→ Task details
Your task is to print all of the data below exactly, with no pictures included.

──────── The records ────────

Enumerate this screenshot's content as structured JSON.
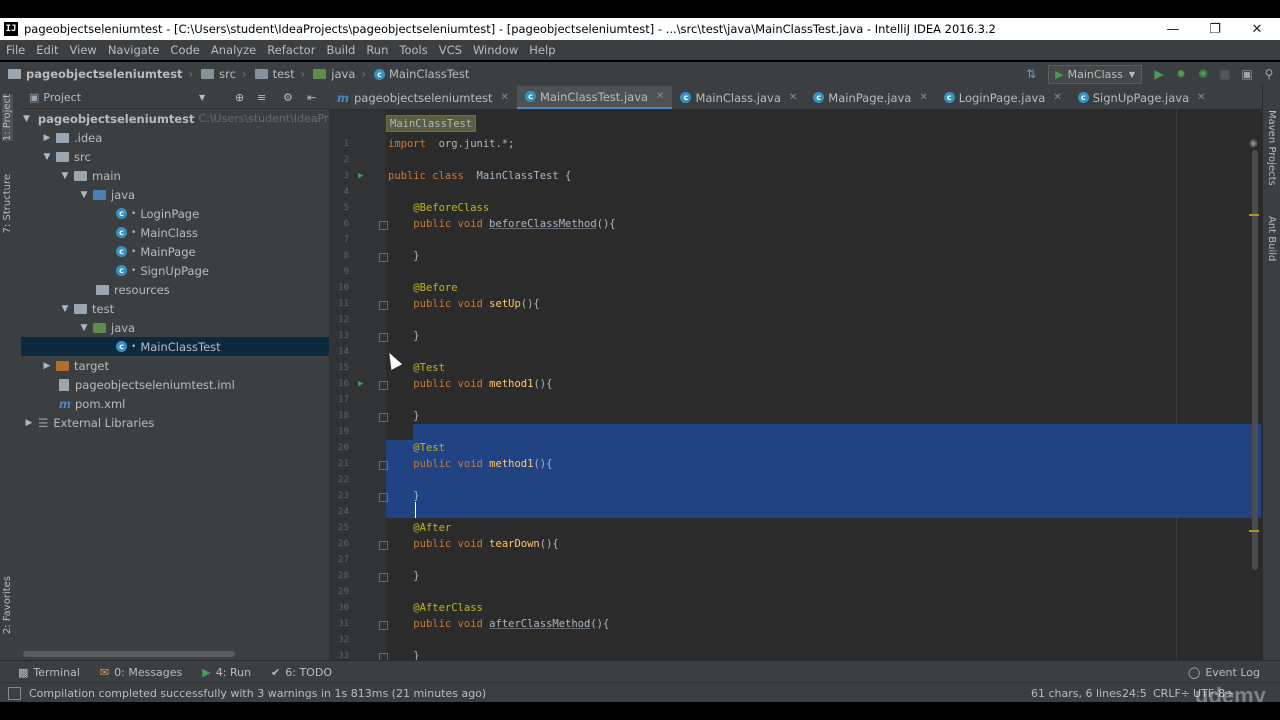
{
  "window": {
    "title": "pageobjectseleniumtest - [C:\\Users\\student\\IdeaProjects\\pageobjectseleniumtest] - [pageobjectseleniumtest] - ...\\src\\test\\java\\MainClassTest.java - IntelliJ IDEA 2016.3.2",
    "app_icon": "IJ"
  },
  "menu": [
    "File",
    "Edit",
    "View",
    "Navigate",
    "Code",
    "Analyze",
    "Refactor",
    "Build",
    "Run",
    "Tools",
    "VCS",
    "Window",
    "Help"
  ],
  "breadcrumb": [
    "pageobjectseleniumtest",
    "src",
    "test",
    "java",
    "MainClassTest"
  ],
  "run_config": "MainClass",
  "left_tabs": [
    "1: Project",
    "7: Structure",
    "2: Favorites"
  ],
  "right_tabs": [
    "Maven Projects",
    "Ant Build"
  ],
  "project_panel": {
    "title": "Project",
    "root_path": "C:\\Users\\student\\IdeaProjec",
    "tree": [
      {
        "label": "pageobjectseleniumtest"
      },
      {
        "label": ".idea"
      },
      {
        "label": "src"
      },
      {
        "label": "main"
      },
      {
        "label": "java"
      },
      {
        "label": "LoginPage"
      },
      {
        "label": "MainClass"
      },
      {
        "label": "MainPage"
      },
      {
        "label": "SignUpPage"
      },
      {
        "label": "resources"
      },
      {
        "label": "test"
      },
      {
        "label": "java"
      },
      {
        "label": "MainClassTest"
      },
      {
        "label": "target"
      },
      {
        "label": "pageobjectseleniumtest.iml"
      },
      {
        "label": "pom.xml"
      },
      {
        "label": "External Libraries"
      }
    ]
  },
  "editor_tabs": [
    {
      "label": "pageobjectseleniumtest"
    },
    {
      "label": "MainClassTest.java"
    },
    {
      "label": "MainClass.java"
    },
    {
      "label": "MainPage.java"
    },
    {
      "label": "LoginPage.java"
    },
    {
      "label": "SignUpPage.java"
    }
  ],
  "editor": {
    "class_crumb": "MainClassTest",
    "lines": [
      {
        "num": "1",
        "a": "import",
        "b": " org.junit.*;"
      },
      {
        "num": "2",
        "a": "",
        "b": ""
      },
      {
        "num": "3",
        "a": "public class",
        "b": " MainClassTest {"
      },
      {
        "num": "4",
        "a": "",
        "b": ""
      },
      {
        "num": "5",
        "ann": "@BeforeClass"
      },
      {
        "num": "6",
        "a": "public void",
        "u": "beforeClassMethod",
        "b": "(){"
      },
      {
        "num": "7",
        "a": "",
        "b": ""
      },
      {
        "num": "8",
        "a": "",
        "b": "}"
      },
      {
        "num": "9",
        "a": "",
        "b": ""
      },
      {
        "num": "10",
        "ann": "@Before"
      },
      {
        "num": "11",
        "a": "public void",
        "f": "setUp",
        "b": "(){"
      },
      {
        "num": "12",
        "a": "",
        "b": ""
      },
      {
        "num": "13",
        "a": "",
        "b": "}"
      },
      {
        "num": "14",
        "a": "",
        "b": ""
      },
      {
        "num": "15",
        "ann": "@Test"
      },
      {
        "num": "16",
        "a": "public void",
        "f": "method1",
        "b": "(){"
      },
      {
        "num": "17",
        "a": "",
        "b": ""
      },
      {
        "num": "18",
        "a": "",
        "b": "}"
      },
      {
        "num": "19",
        "a": "",
        "b": ""
      },
      {
        "num": "20",
        "ann": "@Test"
      },
      {
        "num": "21",
        "a": "public void",
        "f": "method1",
        "b": "(){"
      },
      {
        "num": "22",
        "a": "",
        "b": ""
      },
      {
        "num": "23",
        "a": "",
        "b": "}"
      },
      {
        "num": "24",
        "a": "",
        "b": ""
      },
      {
        "num": "25",
        "ann": "@After"
      },
      {
        "num": "26",
        "a": "public void",
        "f": "tearDown",
        "b": "(){"
      },
      {
        "num": "27",
        "a": "",
        "b": ""
      },
      {
        "num": "28",
        "a": "",
        "b": "}"
      },
      {
        "num": "29",
        "a": "",
        "b": ""
      },
      {
        "num": "30",
        "ann": "@AfterClass"
      },
      {
        "num": "31",
        "a": "public void",
        "u": "afterClassMethod",
        "b": "(){"
      },
      {
        "num": "32",
        "a": "",
        "b": ""
      },
      {
        "num": "33",
        "a": "",
        "b": "}"
      }
    ]
  },
  "bottom_tools": [
    "Terminal",
    "0: Messages",
    "4: Run",
    "6: TODO"
  ],
  "event_log": "Event Log",
  "status": {
    "message": "Compilation completed successfully with 3 warnings in 1s 813ms (21 minutes ago)",
    "selection": "61 chars, 6 lines",
    "position": "24:5",
    "line_sep": "CRLF÷",
    "encoding": "UTF-8÷"
  },
  "watermark": "udemy"
}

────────

→ Problem solution
Enumerate this screenshot's content as structured JSON.
{
  "window": {
    "title": "pageobjectseleniumtest - [C:\\Users\\student\\IdeaProjects\\pageobjectseleniumtest] - [pageobjectseleniumtest] - ...\\src\\test\\java\\MainClassTest.java - IntelliJ IDEA 2016.3.2",
    "app_icon": "IJ"
  },
  "menu": [
    "File",
    "Edit",
    "View",
    "Navigate",
    "Code",
    "Analyze",
    "Refactor",
    "Build",
    "Run",
    "Tools",
    "VCS",
    "Window",
    "Help"
  ],
  "breadcrumb": [
    "pageobjectseleniumtest",
    "src",
    "test",
    "java",
    "MainClassTest"
  ],
  "run_config": "MainClass",
  "left_tabs": [
    "1: Project",
    "7: Structure",
    "2: Favorites"
  ],
  "right_tabs": [
    "Maven Projects",
    "Ant Build"
  ],
  "project_panel": {
    "title": "Project",
    "root_path": "C:\\Users\\student\\IdeaProjec",
    "tree": [
      {
        "label": "pageobjectseleniumtest"
      },
      {
        "label": ".idea"
      },
      {
        "label": "src"
      },
      {
        "label": "main"
      },
      {
        "label": "java"
      },
      {
        "label": "LoginPage"
      },
      {
        "label": "MainClass"
      },
      {
        "label": "MainPage"
      },
      {
        "label": "SignUpPage"
      },
      {
        "label": "resources"
      },
      {
        "label": "test"
      },
      {
        "label": "java"
      },
      {
        "label": "MainClassTest"
      },
      {
        "label": "target"
      },
      {
        "label": "pageobjectseleniumtest.iml"
      },
      {
        "label": "pom.xml"
      },
      {
        "label": "External Libraries"
      }
    ]
  },
  "editor_tabs": [
    {
      "label": "pageobjectseleniumtest"
    },
    {
      "label": "MainClassTest.java"
    },
    {
      "label": "MainClass.java"
    },
    {
      "label": "MainPage.java"
    },
    {
      "label": "LoginPage.java"
    },
    {
      "label": "SignUpPage.java"
    }
  ],
  "editor": {
    "class_crumb": "MainClassTest",
    "lines": [
      {
        "num": "1",
        "a": "import",
        "b": " org.junit.*;"
      },
      {
        "num": "2",
        "a": "",
        "b": ""
      },
      {
        "num": "3",
        "a": "public class",
        "b": " MainClassTest {"
      },
      {
        "num": "4",
        "a": "",
        "b": ""
      },
      {
        "num": "5",
        "ann": "@BeforeClass"
      },
      {
        "num": "6",
        "a": "public void",
        "u": "beforeClassMethod",
        "b": "(){"
      },
      {
        "num": "7",
        "a": "",
        "b": ""
      },
      {
        "num": "8",
        "a": "",
        "b": "}"
      },
      {
        "num": "9",
        "a": "",
        "b": ""
      },
      {
        "num": "10",
        "ann": "@Before"
      },
      {
        "num": "11",
        "a": "public void",
        "f": "setUp",
        "b": "(){"
      },
      {
        "num": "12",
        "a": "",
        "b": ""
      },
      {
        "num": "13",
        "a": "",
        "b": "}"
      },
      {
        "num": "14",
        "a": "",
        "b": ""
      },
      {
        "num": "15",
        "ann": "@Test"
      },
      {
        "num": "16",
        "a": "public void",
        "f": "method1",
        "b": "(){"
      },
      {
        "num": "17",
        "a": "",
        "b": ""
      },
      {
        "num": "18",
        "a": "",
        "b": "}"
      },
      {
        "num": "19",
        "a": "",
        "b": ""
      },
      {
        "num": "20",
        "ann": "@Test"
      },
      {
        "num": "21",
        "a": "public void",
        "f": "method1",
        "b": "(){"
      },
      {
        "num": "22",
        "a": "",
        "b": ""
      },
      {
        "num": "23",
        "a": "",
        "b": "}"
      },
      {
        "num": "24",
        "a": "",
        "b": ""
      },
      {
        "num": "25",
        "ann": "@After"
      },
      {
        "num": "26",
        "a": "public void",
        "f": "tearDown",
        "b": "(){"
      },
      {
        "num": "27",
        "a": "",
        "b": ""
      },
      {
        "num": "28",
        "a": "",
        "b": "}"
      },
      {
        "num": "29",
        "a": "",
        "b": ""
      },
      {
        "num": "30",
        "ann": "@AfterClass"
      },
      {
        "num": "31",
        "a": "public void",
        "u": "afterClassMethod",
        "b": "(){"
      },
      {
        "num": "32",
        "a": "",
        "b": ""
      },
      {
        "num": "33",
        "a": "",
        "b": "}"
      }
    ]
  },
  "bottom_tools": [
    "Terminal",
    "0: Messages",
    "4: Run",
    "6: TODO"
  ],
  "event_log": "Event Log",
  "status": {
    "message": "Compilation completed successfully with 3 warnings in 1s 813ms (21 minutes ago)",
    "selection": "61 chars, 6 lines",
    "position": "24:5",
    "line_sep": "CRLF÷",
    "encoding": "UTF-8÷"
  },
  "watermark": "udemy"
}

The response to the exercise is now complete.